All in all, it's not that difficult to notice that Intel's strategy is much more mature. Well... that's what we expect from the "market leader".
Posted on Reply
#19
NdMk2o1o
notbAll in all, it's not that difficult to notice that Intel's strategy is much more mature. Well... that's what we expect from the "market leader".
Stop!!! we have a badass intel fanboy being butthurt here!
Posted on Reply
#20
peche
Thermaltake fanboy
chaosmassivegood guy AMD
provide cooling solution for unlocked CPU

if it was Intel ,NONE of this has CPU cooler
intel used to ship unlocked chips with stock coolers, for example: 3770K. 4770K, 4790K.... even for unlocked i5's ...
dunno why they stopped to ship the unlocked processor with cooler but its a lot better since you dont have extra garbage at home dude...

Regards,
Posted on Reply
#21
Air
puma99dk|this cooler looks disappointing compared to the once showed on this sheet:

That cant be the final version just sent for reviews. This one is all dusty and cheap looking.
Posted on Reply
#22
Lionheart
notbHonestly, "noobs"? You're 10 years old or what? :eek:

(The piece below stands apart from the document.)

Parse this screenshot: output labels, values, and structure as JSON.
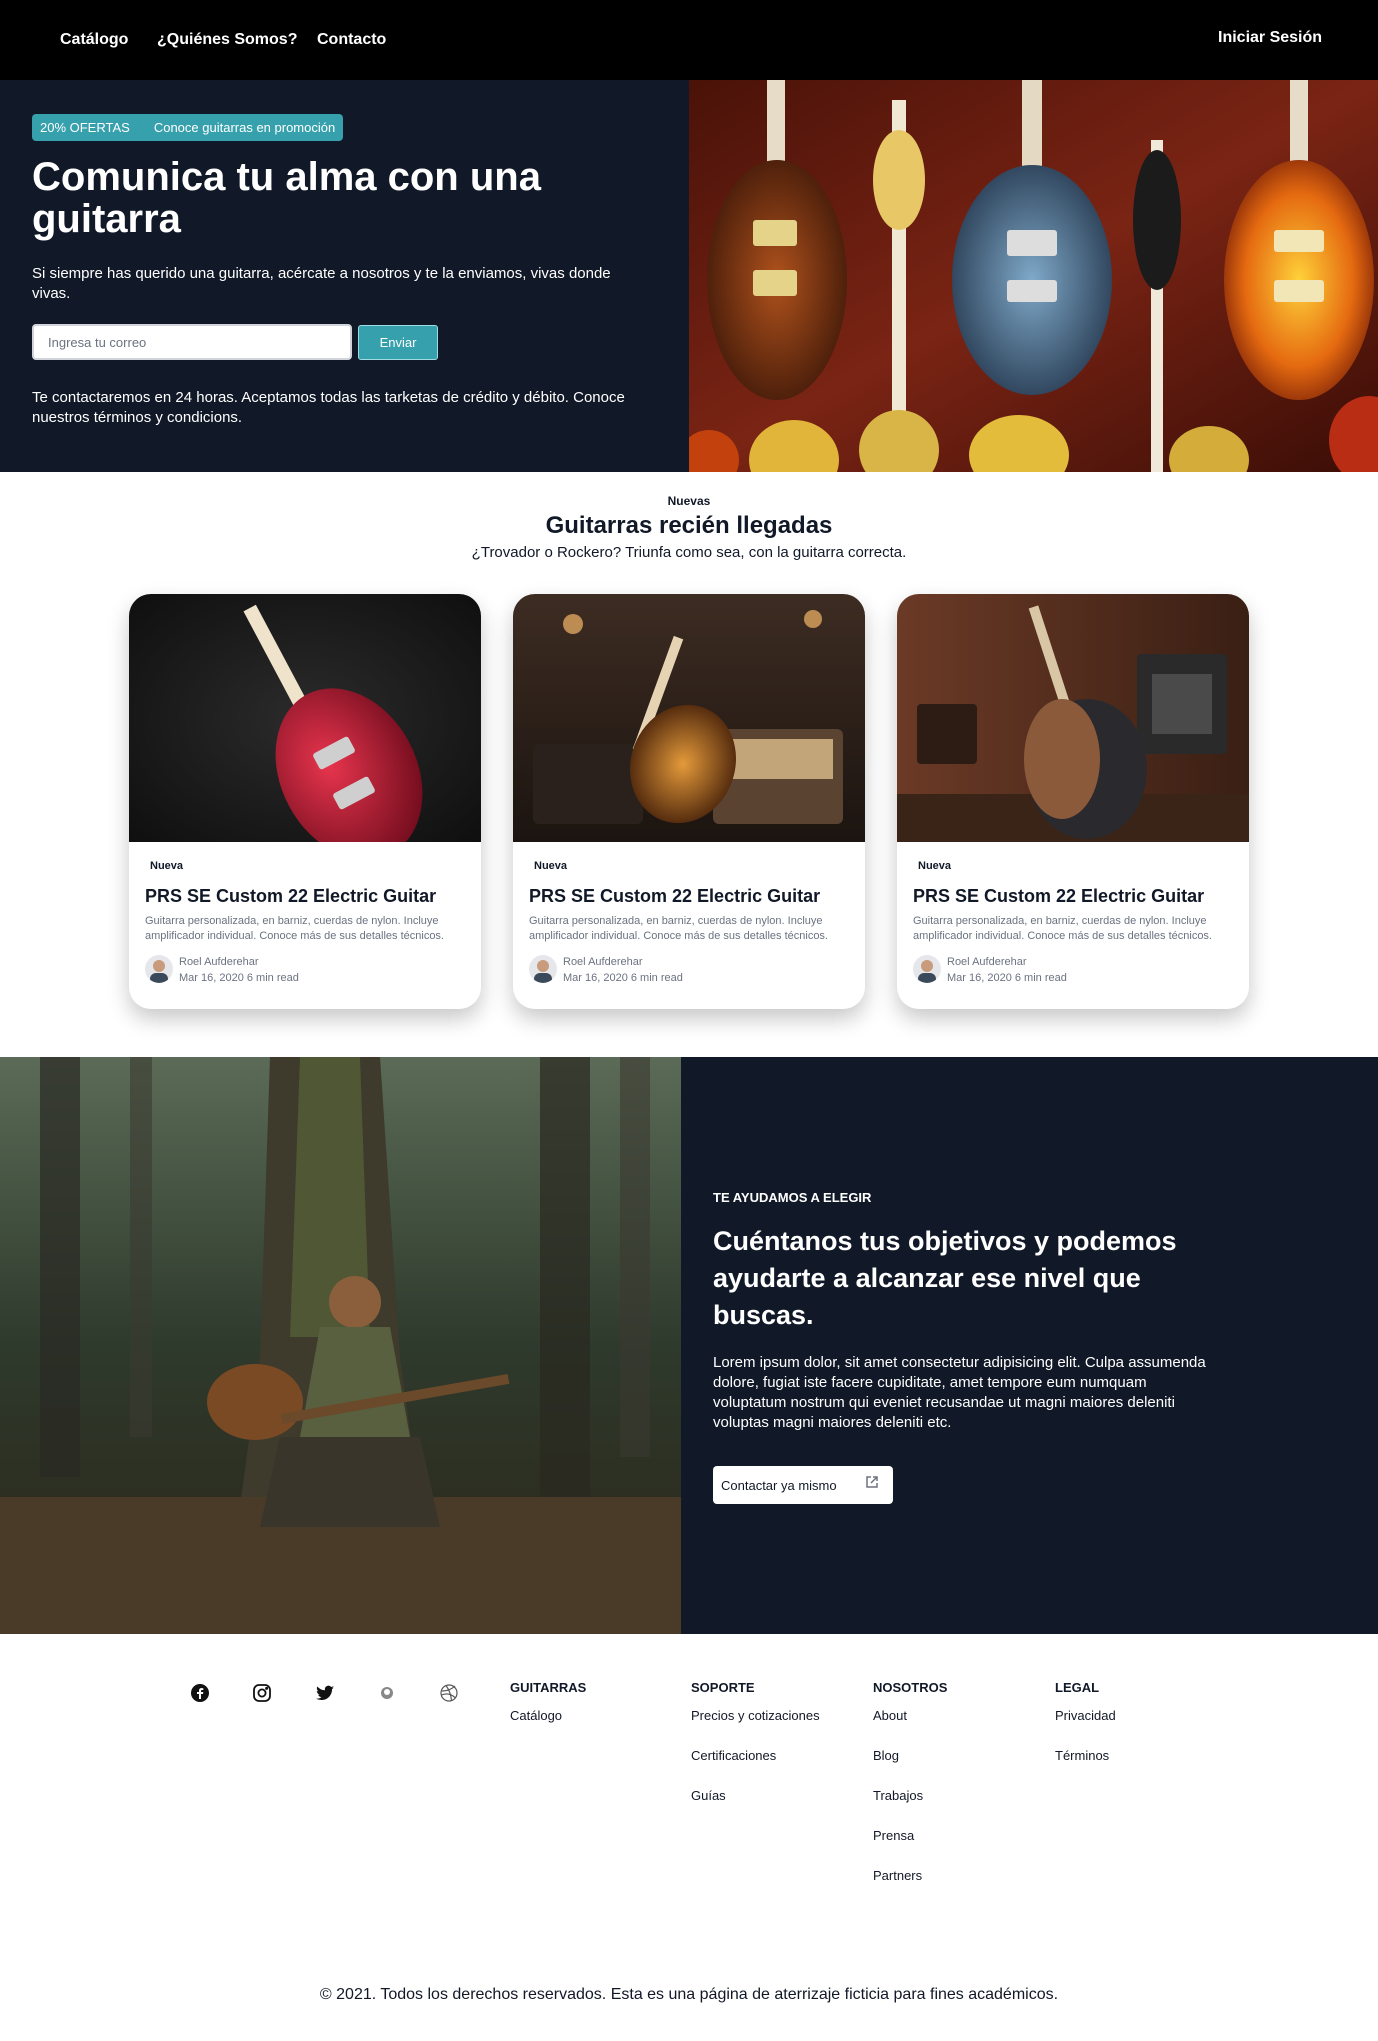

This is the whole point behind Intel's stock cooler bundling: it's perfectly fine for their locked processors (65W max). It's hardly noticeable with typical household activity around you (not to mention music). And if someone needs a silent setup, he can always upgrade.
Unlocked CPUs are meant for overclockers, who need a cooling solution suitable for their overclocking target.
Stop embarrassing yourself
Posted on Reply
#23
3rold
Although the idea of having a 140W capable cooling solution from the start is a great thing... Well who am I kidding, everyone will love these. Over 4GHz OC on the stock cooler with decent temps, count me and everyone in! And honestly, I don't care how it looks, I don't like LEDs or flashy fans, as long as it does a great job, performance- and noise-wise.
Posted on Reply
#24
3rold
I would like to point something out, for the people who think the stock coolers are shit:
THEY ARE NOT!

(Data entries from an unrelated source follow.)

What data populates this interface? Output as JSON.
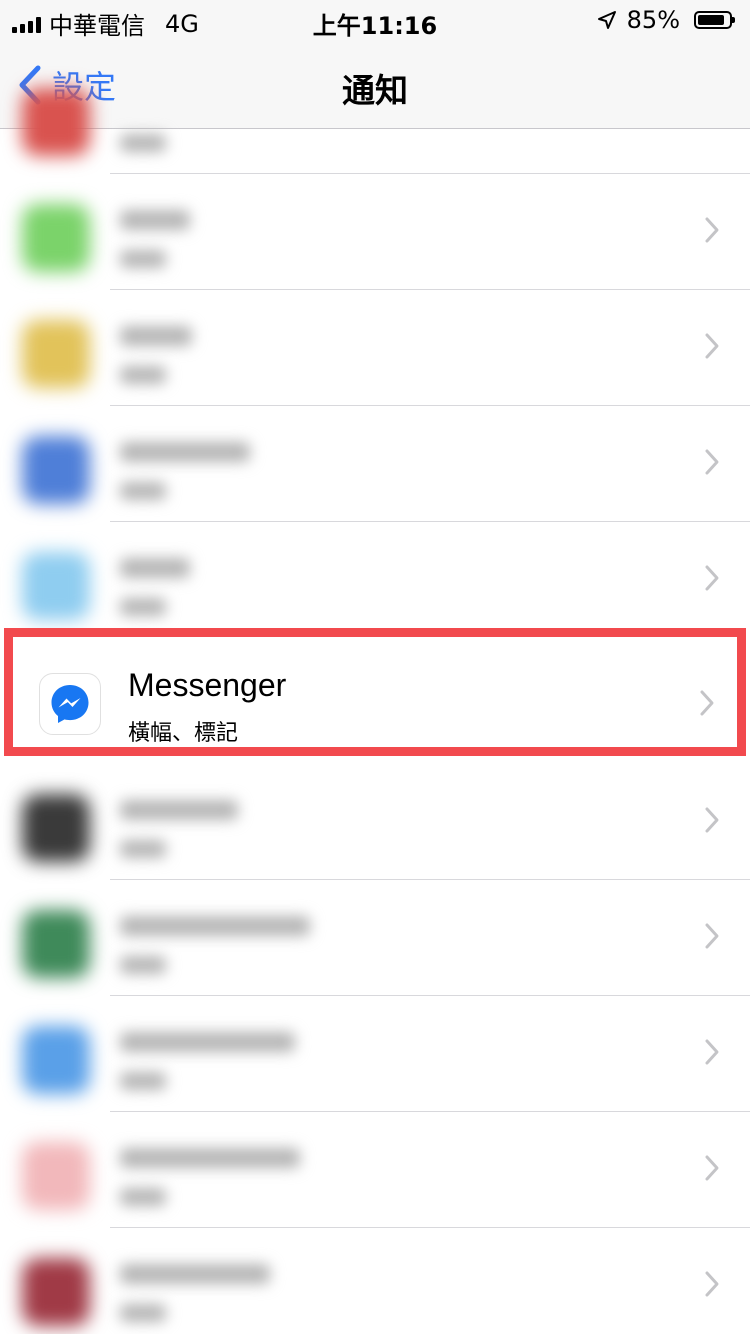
{
  "status_bar": {
    "carrier": "中華電信",
    "network": "4G",
    "time": "上午11:16",
    "battery": "85%",
    "battery_level": 0.85,
    "signal_bars": 4
  },
  "nav": {
    "back_label": "設定",
    "title": "通知"
  },
  "apps": [
    {
      "name": "Messenger",
      "subtitle": "橫幅、標記",
      "highlighted": true
    }
  ],
  "colors": {
    "accent": "#3478f6",
    "highlight_border": "#f24a4e",
    "messenger_blue": "#1877f2"
  }
}
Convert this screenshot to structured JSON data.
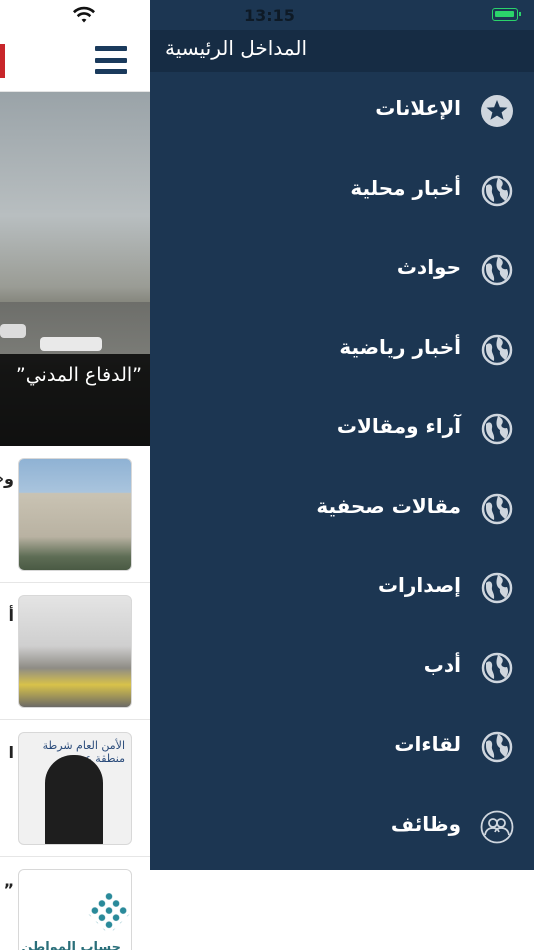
{
  "status_bar": {
    "time": "13:15"
  },
  "drawer": {
    "title": "المداخل الرئيسية",
    "background_color": "#1c3652",
    "header_color": "#162c44",
    "items": [
      {
        "label": "الإعلانات",
        "icon": "star-icon"
      },
      {
        "label": "أخبار محلية",
        "icon": "globe-icon"
      },
      {
        "label": "حوادث",
        "icon": "globe-icon"
      },
      {
        "label": "أخبار رياضية",
        "icon": "globe-icon"
      },
      {
        "label": "آراء ومقالات",
        "icon": "globe-icon"
      },
      {
        "label": "مقالات صحفية",
        "icon": "globe-icon"
      },
      {
        "label": "إصدارات",
        "icon": "globe-icon"
      },
      {
        "label": "أدب",
        "icon": "globe-icon"
      },
      {
        "label": "لقاءات",
        "icon": "globe-icon"
      },
      {
        "label": "وظائف",
        "icon": "users-icon"
      }
    ]
  },
  "background_page": {
    "hero_caption": "”الدفاع المدني”",
    "news": [
      {
        "text": "و«"
      },
      {
        "text": "أ"
      },
      {
        "text": "ا"
      },
      {
        "text": "”"
      }
    ],
    "thumb3_caption": "الأمن العام شرطة منطقة عسير",
    "thumb4_caption": "حساب المواطن"
  }
}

Let me explain why. I have been working with computers for more than 10 years now, and I mean professionally, not in my garage. In 2011, Intel launched the Sandy Bridge CPUs, I got of course a lot of models to test, including i7-2600 and 2600K. They came with a "95W" version of the stock cooler, with a copper core. With the little piece of crap, and just by raising the multiplier, you could easily go 4-4.2GHz, no voltage bumps, nothing. The temps were mid 60s while priming.

Jump to the next gen, 3570K and 3770K came out. It began... Some shitty thermal paste between the IHS and the die made it impossible to OC, even at stock with good coolers, you would go near 70C while priming. Some people were lucky, the shitty paste was a little better distributed and you could achieve either better clocks or better temps, but without delidding and applying a better TIM, it's basically impossible to achieve what the Sandy Bridge CPUs were capable of.

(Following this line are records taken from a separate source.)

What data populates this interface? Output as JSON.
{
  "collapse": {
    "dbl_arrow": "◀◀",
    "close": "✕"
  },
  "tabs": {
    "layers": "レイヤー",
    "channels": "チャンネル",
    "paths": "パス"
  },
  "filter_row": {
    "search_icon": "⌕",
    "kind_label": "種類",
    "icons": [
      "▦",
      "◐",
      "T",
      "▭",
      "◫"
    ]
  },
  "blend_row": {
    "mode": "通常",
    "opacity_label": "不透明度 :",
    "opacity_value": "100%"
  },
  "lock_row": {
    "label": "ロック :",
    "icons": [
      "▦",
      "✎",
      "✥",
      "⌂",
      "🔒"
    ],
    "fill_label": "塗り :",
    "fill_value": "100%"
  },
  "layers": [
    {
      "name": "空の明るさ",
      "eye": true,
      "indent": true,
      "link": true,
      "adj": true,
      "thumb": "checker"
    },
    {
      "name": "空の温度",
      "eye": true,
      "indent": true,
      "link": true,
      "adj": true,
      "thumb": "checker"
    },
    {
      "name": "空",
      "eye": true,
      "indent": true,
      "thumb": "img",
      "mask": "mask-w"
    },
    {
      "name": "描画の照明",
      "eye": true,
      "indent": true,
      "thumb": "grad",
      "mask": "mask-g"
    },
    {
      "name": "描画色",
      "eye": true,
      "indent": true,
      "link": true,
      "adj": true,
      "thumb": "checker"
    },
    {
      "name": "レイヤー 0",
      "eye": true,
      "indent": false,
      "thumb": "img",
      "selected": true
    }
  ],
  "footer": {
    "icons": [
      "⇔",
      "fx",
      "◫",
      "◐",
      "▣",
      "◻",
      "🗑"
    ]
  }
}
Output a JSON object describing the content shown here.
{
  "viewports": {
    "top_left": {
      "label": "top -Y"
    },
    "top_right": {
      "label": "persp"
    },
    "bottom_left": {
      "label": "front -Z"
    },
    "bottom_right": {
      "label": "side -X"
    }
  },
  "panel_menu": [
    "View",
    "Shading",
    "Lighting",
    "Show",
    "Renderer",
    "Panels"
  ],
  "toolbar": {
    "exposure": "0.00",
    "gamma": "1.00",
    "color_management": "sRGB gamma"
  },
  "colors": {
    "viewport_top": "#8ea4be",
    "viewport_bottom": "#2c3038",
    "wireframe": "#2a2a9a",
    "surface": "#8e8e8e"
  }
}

Other details of Sandy Bridge:
- All i5s and i7s would OC, regardless of with or without K. i7-2600@4.2, even some people with i5-2400@4GHz, etc etc etc.
- i5-2500K and i7-2600K would achieve 5GHz, at least most of them. I personally had and i7-2600K at 4,7GHz 24/7 with a shitty AIO, I believe Corsair H50. With a Noctua cooler, I believe 5GHz would be doable.
- Best IPC increase in the last 6 years of Intel.

You see, it was not the cooler that did the magic, it was Intel. But being a greedy corporation, they wouldn't care about the small customer. I don't know why this was, but maybe was to push the X platform to the customer. They began to do this when the first X79 platforms came out.
Posted on Reply
#25
notb
Check this:
NdMk2o1oStop!!! we have a badass intel fanboy being butthurt here!
Sad.

You don't agree that what Intel does is sensible? They add a sufficient cooler to locked CPUs and sell models designed for overclockers without any cooling, assuming it would be replaced anyway by most clients.

Compare this to AMD approach: they bundle a cooler to their unlocked CPUs and we know that at some point it will not be sufficient for the temperatures.
I guess we can safely assume that Wraith Max performs worse than Noctua NH-L12 and the latter is hardly a cooler recommended for overclockers (but an excellent solution for everyone else).
Posted on Reply
Add your own comment